*** Opening of Supplied material ***
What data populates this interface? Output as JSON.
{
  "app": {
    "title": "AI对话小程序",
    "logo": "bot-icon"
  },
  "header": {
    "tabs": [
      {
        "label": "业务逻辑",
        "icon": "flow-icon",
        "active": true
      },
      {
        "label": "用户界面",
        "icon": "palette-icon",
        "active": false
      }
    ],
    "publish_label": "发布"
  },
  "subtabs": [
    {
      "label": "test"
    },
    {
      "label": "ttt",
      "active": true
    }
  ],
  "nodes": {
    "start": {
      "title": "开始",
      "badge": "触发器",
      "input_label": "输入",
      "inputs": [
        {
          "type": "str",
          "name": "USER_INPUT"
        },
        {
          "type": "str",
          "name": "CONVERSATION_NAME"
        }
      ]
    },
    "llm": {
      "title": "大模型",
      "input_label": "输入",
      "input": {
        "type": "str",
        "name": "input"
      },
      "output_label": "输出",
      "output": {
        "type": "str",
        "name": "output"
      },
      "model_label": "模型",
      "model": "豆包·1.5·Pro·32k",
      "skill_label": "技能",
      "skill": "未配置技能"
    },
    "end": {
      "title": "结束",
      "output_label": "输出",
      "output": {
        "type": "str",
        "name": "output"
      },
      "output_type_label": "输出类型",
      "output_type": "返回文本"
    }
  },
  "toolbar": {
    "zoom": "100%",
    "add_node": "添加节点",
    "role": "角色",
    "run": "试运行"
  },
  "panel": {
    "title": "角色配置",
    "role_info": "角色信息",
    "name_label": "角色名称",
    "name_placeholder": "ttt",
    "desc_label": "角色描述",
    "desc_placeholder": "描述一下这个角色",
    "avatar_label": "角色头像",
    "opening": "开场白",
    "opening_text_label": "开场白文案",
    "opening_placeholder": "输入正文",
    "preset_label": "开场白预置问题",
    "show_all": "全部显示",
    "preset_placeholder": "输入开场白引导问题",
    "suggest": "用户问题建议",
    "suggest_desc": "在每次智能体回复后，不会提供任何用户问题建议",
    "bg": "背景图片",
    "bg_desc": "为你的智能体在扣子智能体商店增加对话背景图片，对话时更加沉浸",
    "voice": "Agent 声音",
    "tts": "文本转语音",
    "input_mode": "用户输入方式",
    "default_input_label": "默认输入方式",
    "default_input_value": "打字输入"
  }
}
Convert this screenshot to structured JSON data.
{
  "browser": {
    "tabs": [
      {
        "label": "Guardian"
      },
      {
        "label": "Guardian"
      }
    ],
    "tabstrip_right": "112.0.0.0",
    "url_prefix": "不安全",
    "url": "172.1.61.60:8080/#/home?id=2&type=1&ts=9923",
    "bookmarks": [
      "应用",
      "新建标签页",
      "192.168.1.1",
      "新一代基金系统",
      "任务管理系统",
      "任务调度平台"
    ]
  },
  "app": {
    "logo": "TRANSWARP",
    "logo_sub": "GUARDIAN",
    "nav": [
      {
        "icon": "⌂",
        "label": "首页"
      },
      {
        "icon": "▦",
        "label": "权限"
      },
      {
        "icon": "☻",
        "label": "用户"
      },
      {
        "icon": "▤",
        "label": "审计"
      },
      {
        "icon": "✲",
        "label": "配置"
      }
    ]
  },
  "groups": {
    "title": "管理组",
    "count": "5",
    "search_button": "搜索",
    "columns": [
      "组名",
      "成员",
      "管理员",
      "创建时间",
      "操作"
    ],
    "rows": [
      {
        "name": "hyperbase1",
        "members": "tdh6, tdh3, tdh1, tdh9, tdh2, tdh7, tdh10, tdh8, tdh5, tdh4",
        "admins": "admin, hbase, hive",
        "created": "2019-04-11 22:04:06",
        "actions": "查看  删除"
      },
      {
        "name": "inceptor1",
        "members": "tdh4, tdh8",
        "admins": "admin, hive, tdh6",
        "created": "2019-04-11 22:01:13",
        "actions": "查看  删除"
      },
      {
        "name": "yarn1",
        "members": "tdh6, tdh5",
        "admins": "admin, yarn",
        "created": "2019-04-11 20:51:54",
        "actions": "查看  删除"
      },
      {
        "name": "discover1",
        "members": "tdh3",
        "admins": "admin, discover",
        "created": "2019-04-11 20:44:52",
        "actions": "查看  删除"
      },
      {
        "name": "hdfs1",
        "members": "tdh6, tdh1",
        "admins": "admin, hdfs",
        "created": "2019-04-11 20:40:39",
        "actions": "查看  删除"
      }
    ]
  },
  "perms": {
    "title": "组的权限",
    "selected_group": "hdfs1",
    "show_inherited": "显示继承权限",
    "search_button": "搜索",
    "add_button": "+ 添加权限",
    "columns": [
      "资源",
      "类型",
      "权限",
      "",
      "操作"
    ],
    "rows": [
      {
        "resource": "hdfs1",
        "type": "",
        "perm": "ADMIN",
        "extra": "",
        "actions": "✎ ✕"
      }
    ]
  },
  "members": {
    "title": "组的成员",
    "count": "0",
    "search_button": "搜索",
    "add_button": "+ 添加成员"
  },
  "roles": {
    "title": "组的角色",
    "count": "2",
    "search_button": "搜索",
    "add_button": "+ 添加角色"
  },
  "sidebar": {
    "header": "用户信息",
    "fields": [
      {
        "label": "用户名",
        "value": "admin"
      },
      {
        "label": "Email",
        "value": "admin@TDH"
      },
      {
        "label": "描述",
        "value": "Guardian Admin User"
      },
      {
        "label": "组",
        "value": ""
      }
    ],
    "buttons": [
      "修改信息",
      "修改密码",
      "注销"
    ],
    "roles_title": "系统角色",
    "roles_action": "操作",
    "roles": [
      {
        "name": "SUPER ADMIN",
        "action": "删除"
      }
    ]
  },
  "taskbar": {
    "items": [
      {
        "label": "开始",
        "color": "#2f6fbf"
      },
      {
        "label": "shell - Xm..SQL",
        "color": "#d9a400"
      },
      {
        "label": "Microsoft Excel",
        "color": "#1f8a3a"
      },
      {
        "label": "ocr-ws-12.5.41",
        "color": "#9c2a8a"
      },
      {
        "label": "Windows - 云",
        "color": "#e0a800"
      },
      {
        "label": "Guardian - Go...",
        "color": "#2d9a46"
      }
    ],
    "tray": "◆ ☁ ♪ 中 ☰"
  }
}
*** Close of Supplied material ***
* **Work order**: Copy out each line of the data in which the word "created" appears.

* **Result of the task**:
        "created": "2019-04-11 22:04:06",
        "created": "2019-04-11 22:01:13",
        "created": "2019-04-11 20:51:54",
        "created": "2019-04-11 20:44:52",
        "created": "2019-04-11 20:40:39",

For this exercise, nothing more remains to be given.